The city council left us with a cliffhanger at the end of 2009. Would they approve the application for a $3 million state bond to finance renovations to the Public Works Department? Would the councilmembers find answers to the questions they wanted resolved before committing to taking out the loan? Could they make this momentous decision before the January application deadline?
The short answer is YES. At the first meeting of the year January 4, the council voted unanimously to proceed with the application to borrow $3 million.
The Long Answer
Councilmember Josh Wright voiced a number of misgivings about the deal. He had reservations about the scope of the work because of the possibility the city would make changes to the Public Works department that would reduce or alter its physical plant needs. The city has the option to save money by handing over some Public Works functions to the county. Sanitation was the function most mentioned. But, Wright expressed frustration that the city staff had not provided enough information to aid decision making. The staff provided figures showing relative costs of sanitation, but not other functions.
City manager Barbara Matthews explained that she and the staff had focused on sanitation because it was the most expensive and the most pertinent. Handing over other Public Works duties such as road work or equipment maintenance would have no or little impact on the physical plant or the renovation costs, she said.
Ms. Matthews cautioned the council that the staff recommended borrowing a smaller amount and making up the difference with reserve funds (savings accounts that the city salts away for just such major expenses). Staff recommended that course particularly if the project were scaled back, she said.
Mayor Bruce Williams seemed unaffected by this advice, he said the yearly bond interest payments were $226,000 a year, “not a big price to pay” for the renovation.
Councilmember Wright commented that most taxpayers would think “that’s real money” and would say “don’t spend it if you don’t need to.” He cautioned the mayor that the state could have another surprise budget cut next year, and such amounts are “nothing to sneeze at.”
The mayor retorted that the increased cost of doing the project later at higher interest and construction rates was also nothing to sneeze at.

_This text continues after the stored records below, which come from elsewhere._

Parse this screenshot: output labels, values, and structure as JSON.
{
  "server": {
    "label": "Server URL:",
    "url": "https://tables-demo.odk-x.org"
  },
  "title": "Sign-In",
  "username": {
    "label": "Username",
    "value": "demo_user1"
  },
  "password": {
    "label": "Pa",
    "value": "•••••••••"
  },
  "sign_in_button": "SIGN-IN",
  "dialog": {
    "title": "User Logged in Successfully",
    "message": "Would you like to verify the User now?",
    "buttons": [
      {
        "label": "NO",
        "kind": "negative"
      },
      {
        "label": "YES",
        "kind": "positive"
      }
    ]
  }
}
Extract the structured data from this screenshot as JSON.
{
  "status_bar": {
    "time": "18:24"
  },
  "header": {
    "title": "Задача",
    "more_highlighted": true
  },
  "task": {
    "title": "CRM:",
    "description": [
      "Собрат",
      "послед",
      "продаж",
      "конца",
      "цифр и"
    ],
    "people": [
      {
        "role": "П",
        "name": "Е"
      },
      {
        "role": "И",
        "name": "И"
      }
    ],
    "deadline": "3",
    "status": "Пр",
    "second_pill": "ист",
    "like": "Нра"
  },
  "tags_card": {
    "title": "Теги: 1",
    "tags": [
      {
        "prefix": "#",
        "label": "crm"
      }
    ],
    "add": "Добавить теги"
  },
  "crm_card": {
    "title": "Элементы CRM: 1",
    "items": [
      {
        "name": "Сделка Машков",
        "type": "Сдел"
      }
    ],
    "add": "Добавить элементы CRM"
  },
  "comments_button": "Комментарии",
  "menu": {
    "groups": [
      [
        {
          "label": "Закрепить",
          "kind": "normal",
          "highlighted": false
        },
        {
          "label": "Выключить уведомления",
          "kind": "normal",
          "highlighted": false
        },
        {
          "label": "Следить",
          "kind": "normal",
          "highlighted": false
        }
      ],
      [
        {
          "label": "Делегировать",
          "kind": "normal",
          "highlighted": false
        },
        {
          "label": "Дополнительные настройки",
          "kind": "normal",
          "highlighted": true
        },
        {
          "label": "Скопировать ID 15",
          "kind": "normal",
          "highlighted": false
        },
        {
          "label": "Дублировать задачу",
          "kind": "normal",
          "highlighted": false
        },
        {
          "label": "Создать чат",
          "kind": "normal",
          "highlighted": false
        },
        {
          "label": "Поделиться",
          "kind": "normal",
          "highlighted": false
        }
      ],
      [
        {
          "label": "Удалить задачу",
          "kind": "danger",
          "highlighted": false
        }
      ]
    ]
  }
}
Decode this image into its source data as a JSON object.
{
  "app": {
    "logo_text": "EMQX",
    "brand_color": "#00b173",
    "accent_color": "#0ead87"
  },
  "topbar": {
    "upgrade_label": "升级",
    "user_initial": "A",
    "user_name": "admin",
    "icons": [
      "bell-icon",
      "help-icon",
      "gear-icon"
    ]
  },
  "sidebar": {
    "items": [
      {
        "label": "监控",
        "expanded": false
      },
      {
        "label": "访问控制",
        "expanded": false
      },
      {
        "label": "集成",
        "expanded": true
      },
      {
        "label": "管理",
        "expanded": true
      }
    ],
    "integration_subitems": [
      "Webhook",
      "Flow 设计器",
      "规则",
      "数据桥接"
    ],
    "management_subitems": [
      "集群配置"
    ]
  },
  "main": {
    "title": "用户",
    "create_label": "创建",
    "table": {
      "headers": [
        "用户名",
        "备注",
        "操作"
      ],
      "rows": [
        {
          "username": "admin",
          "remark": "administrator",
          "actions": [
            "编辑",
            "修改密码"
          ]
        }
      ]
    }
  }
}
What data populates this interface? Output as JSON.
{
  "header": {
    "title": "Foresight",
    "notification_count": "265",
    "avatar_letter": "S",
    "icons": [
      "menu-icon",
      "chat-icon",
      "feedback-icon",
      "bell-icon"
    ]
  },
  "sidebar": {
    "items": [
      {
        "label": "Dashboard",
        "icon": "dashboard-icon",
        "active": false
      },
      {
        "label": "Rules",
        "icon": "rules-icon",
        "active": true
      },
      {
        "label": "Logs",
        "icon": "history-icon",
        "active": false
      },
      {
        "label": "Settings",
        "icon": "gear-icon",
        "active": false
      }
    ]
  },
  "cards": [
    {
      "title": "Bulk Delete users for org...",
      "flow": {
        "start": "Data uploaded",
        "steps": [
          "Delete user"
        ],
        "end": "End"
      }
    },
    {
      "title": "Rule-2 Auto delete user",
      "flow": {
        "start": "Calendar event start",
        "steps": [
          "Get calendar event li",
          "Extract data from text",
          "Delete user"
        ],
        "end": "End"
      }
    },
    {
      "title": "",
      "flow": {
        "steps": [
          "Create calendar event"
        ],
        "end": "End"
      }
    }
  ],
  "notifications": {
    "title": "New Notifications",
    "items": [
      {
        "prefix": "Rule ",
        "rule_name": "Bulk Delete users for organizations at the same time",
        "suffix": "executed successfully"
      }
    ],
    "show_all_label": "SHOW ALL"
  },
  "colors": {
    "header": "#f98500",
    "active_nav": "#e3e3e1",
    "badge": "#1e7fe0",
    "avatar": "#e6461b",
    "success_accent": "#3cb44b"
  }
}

The mayor, councilmembers Reuben Snipper and Fred Schultz all cited the favorable conditions that convinced them to proceed with the bond. Schultz said “Timing is critical” because it looks as though the Federal Reserve may raise interest rates soon. If the economy improves, the cost of construction will rise, he said.
Most of the councilmembers were under the impression that even if the loan were secured now, there would be “flexibility” to alter the renovation plans to accommodate possible Public Works changes. City manager Barbara Matthews crushed that hope, cautioning them that the architecture plans are completed “at 100%” and ready to go out for bid in January. “If you want to revisit the plans, do it sooner than later.” she said.
And so, the council jumps off the cliff, wings out and flaps down, assuming it will catch an updraft. The flying machine isn’t quite finished, and they may need to change the flight-plan, but they say they can take care of those details in flight.
Your Gilbert is working up a case of Major Annoyance with professional drug legalization activists. Amber Langston, of Takomans for Intelligent Marijuana Enforcement (TIME) presented results of a questionnaire to the council. The questionnaire asked “In order to focus police resources on violent and property crimes, would you support a local ordinance directing police to stop arresting people for possession of marijuana for personal use?” 304 of the 424 residents who replied said “yes.”
According to an article in last month’s Takoma Voice by Anu Nathan, Ms. Langston helped pass marijuana decriminalization initiatives in Columbia, MO before moving to Takoma Park.
To their credit, the council was not fooled by the patently faux concern for conserving “police resources.” And they were underimpressed that the activist was unaware that city police already do not go after marijuana users unless the users are engaged in other crimes.
Ms Langston’s goals are identical with those of decriminalization activists that some say hijacked the Citizens Public Safely Advisory Committee (CPSAC). Former members of that committee charged that the activists tried to refocus the committee on just such an ordinance as TIME promotes. Due to this and other issues some committee members resigned and CPSAC was disbanded by the council.
Your Gilbert is reminded of the other ordinances professional activists like to bring to Takoma Park, knowing the city is a liberal pushover. We hope the council doesn’t fall for this one, if only because of the way the drug decriminalizers have gone about it. That’s not to mention that we’d like the city NOT to be known as the patsy for every progressive lobby group.
We have nothing against pot smokers – other than their unwise choice of drugs when there is so much legal alcohol available (maybe that’s why they call it “dope”). But, we wonder who or what is behind the nationwide push to decriminalize. We don’t know, but we suspect there are large corporations itching to market marijuana. Your Gilbert thinks a major industry selling a product combining the worst aspects of tobacco and liquor would be a bad thing.